And this makes sense, taken with a grain of salt that sometimes the interests of lobbyists and corporations are not exactly aligned with fair market competition or for the benefit of the general population. But there is an argument to make that their profitability and success, the growth of those corporations, should eventually benefit the lower level workers and larger segments of the population.
The economics and morality of H.R.992 aside, the outrage mostly stemmed from the fact that the politicians appeared to be either too lazy to write a bill, or too much in the pocket of the lobbyists to do whatever they want.
This brings me to the new form of representation.
The New Form of Representation
I’m making the argument that a new model of representation is arising today, or has gradually over the last 10+ years (to ballpark) – that of a Special Interest Group Trustee.

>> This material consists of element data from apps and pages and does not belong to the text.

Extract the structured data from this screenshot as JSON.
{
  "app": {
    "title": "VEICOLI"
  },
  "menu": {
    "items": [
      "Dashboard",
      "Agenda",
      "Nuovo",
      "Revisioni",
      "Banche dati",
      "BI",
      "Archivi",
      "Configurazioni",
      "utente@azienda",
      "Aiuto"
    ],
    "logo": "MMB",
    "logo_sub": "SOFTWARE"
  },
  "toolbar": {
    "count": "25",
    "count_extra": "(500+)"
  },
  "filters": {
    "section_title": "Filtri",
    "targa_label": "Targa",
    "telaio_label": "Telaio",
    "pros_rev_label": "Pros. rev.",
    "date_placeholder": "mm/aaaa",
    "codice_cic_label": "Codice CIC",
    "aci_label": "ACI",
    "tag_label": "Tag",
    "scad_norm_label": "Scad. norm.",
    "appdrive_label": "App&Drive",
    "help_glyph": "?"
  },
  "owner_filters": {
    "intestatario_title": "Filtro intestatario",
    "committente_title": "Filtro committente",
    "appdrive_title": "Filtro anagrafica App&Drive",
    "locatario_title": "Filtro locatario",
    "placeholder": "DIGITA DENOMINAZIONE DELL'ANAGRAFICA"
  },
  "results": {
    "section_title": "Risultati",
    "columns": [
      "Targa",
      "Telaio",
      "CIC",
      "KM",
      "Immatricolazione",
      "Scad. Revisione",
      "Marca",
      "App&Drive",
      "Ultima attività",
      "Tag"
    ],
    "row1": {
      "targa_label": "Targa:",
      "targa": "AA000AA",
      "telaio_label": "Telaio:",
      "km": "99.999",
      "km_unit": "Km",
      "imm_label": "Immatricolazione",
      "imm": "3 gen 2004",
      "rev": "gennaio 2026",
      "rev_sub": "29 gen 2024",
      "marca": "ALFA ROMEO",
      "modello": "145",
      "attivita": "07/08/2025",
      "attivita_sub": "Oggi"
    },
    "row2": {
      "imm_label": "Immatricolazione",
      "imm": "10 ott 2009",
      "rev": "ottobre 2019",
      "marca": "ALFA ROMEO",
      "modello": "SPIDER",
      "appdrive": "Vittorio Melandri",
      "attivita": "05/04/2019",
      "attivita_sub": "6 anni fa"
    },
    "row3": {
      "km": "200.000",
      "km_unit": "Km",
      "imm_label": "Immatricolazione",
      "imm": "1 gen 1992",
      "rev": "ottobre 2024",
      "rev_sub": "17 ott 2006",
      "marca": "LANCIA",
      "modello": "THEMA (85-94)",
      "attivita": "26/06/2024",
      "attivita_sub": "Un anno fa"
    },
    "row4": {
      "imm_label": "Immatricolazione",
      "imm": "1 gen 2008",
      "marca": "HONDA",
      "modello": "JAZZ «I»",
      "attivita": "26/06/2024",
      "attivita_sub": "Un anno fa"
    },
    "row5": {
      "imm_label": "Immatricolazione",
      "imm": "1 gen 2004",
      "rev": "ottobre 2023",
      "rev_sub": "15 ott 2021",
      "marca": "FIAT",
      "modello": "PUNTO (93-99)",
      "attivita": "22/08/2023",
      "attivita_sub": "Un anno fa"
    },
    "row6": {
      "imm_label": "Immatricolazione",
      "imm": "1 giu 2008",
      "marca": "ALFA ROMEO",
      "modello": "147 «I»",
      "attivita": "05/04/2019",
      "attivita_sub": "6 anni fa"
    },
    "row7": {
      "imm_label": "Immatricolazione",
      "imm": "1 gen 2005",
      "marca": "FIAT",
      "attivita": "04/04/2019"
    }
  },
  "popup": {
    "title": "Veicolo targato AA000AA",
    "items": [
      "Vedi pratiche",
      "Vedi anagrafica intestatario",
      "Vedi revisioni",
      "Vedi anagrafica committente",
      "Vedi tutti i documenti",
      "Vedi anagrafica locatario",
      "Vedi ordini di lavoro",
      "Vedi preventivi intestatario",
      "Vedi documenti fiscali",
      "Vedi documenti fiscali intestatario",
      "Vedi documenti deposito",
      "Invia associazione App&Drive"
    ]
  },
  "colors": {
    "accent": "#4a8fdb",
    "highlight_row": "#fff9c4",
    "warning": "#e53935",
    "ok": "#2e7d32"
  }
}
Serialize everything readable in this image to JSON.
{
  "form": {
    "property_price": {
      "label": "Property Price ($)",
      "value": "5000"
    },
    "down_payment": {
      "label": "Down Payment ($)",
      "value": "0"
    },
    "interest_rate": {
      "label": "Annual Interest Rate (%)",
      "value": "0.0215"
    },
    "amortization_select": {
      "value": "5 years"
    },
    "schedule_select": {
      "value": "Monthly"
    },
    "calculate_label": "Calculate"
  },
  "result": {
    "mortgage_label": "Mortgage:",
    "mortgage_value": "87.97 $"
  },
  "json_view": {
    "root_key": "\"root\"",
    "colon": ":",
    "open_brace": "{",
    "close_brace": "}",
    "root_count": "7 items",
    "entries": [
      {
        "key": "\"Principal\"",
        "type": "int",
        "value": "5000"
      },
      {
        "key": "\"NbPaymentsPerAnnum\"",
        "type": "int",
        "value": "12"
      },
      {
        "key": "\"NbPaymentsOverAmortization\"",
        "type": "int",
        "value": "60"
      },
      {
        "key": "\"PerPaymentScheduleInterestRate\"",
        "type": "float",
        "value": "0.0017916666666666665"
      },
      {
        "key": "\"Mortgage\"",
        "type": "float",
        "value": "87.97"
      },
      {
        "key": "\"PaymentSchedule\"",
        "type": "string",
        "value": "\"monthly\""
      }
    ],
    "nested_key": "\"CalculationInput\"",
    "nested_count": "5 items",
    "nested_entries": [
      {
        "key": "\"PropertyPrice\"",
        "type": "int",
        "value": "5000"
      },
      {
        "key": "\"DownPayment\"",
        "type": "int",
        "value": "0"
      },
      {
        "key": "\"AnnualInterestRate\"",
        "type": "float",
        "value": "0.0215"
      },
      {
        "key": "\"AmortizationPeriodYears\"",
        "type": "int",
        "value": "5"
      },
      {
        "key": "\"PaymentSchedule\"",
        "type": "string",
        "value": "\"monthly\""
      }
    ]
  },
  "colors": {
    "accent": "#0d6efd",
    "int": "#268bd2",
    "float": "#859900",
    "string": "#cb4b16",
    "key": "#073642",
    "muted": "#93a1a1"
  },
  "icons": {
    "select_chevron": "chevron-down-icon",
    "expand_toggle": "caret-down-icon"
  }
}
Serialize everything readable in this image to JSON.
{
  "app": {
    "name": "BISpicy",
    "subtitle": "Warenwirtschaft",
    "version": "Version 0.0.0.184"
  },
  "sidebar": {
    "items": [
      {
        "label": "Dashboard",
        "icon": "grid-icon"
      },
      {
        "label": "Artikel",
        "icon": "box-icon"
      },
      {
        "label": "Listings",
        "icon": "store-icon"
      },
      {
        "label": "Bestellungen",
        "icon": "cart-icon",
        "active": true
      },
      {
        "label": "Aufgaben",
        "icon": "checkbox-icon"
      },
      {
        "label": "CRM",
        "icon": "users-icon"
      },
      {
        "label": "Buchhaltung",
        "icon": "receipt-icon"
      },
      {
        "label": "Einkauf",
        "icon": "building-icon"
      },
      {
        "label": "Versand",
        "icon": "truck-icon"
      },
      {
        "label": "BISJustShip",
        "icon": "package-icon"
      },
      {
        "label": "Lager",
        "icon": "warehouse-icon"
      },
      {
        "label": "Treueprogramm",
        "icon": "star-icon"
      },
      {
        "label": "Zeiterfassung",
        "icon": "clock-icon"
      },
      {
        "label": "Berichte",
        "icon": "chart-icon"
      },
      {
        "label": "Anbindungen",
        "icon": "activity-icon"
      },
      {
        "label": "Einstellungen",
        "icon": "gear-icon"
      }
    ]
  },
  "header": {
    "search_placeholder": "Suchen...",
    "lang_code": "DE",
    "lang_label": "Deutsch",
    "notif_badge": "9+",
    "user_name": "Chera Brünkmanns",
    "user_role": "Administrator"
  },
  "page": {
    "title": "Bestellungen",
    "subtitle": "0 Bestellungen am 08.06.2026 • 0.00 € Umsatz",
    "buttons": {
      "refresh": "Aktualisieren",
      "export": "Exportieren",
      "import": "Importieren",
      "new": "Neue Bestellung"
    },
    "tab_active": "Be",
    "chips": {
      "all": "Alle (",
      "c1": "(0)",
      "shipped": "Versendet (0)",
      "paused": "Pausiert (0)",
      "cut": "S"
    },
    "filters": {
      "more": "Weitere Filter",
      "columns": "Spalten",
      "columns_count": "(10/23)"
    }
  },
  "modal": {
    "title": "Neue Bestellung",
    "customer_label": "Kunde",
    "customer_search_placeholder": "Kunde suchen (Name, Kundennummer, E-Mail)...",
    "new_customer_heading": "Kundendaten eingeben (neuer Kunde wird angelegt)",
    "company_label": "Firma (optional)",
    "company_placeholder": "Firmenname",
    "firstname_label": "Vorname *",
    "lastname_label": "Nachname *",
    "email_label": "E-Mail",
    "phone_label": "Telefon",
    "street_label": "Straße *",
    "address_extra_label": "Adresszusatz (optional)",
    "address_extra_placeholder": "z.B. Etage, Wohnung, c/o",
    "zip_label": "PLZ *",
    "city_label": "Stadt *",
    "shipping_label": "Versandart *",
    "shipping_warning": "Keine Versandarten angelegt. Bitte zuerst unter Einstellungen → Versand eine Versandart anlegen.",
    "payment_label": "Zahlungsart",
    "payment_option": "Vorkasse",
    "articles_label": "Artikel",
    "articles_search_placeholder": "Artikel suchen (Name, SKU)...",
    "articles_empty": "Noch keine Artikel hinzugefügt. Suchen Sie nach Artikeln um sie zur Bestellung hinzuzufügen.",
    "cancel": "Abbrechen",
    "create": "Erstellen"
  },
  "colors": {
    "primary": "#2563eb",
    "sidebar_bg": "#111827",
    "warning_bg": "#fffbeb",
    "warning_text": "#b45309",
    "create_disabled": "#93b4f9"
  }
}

Currently, it’s clear in the media and in complaints from politicians in general: they don’t have time to do much besides prepare for the next campaign. Lunches are filled with meeting special interest group representatives who financially either supported previous campaigns or are offering to support future campaigns in exchange for “good faith” – I scratch your back, you scratch mine. In the office, and after hours, the majority of their time is spent tending to the press, maintaining approval ratings, formulating strategies to beat the political opposition – the vast majority of this time is campaign associated.
Furthermore, the voting records of modern politicians tend to be more in line with special interest groups than that of their constituency – and it is forced to be that way as the politician with the largest campaign war chest is most likely to win the next election. This is modern American politics. The officials are stuck – so they need staffers and lobbyists to write legislation (which tends to be so massive in scope that most politicians just read the “spark notes” version). All of these problems seem to be born from our current campaign finance system.
As a result of the current realities that politicians are forced to operate under, I posit that they no longer have a choice of acting as a Trustee with superior knowledge, or as a Delegate with a mandate from the people; instead both forms (the Politico reconciliation included) are discarded to act on behalf of their primary funding constituents, as a Special Interest Group Trustee.
This model is broken, and doesn’t bode well for our future as a nation under an equitable rule of law. For this reason, I hope you will highly consider the importance of campaign finance reform.
- Josh Silver: We Just Dumped a Bag of Money on a Congressman — Here’s Why (huffingtonpost.com)
- Campaign Finance Reform: A Necessary Change (bizgovsoc9.wordpress.com)
- Joe Lieberman, who once promised he’d never become a lobbyist, becomes a lobbyist (salon.com)
- Campaign contribution limits raised (heraldnet.com)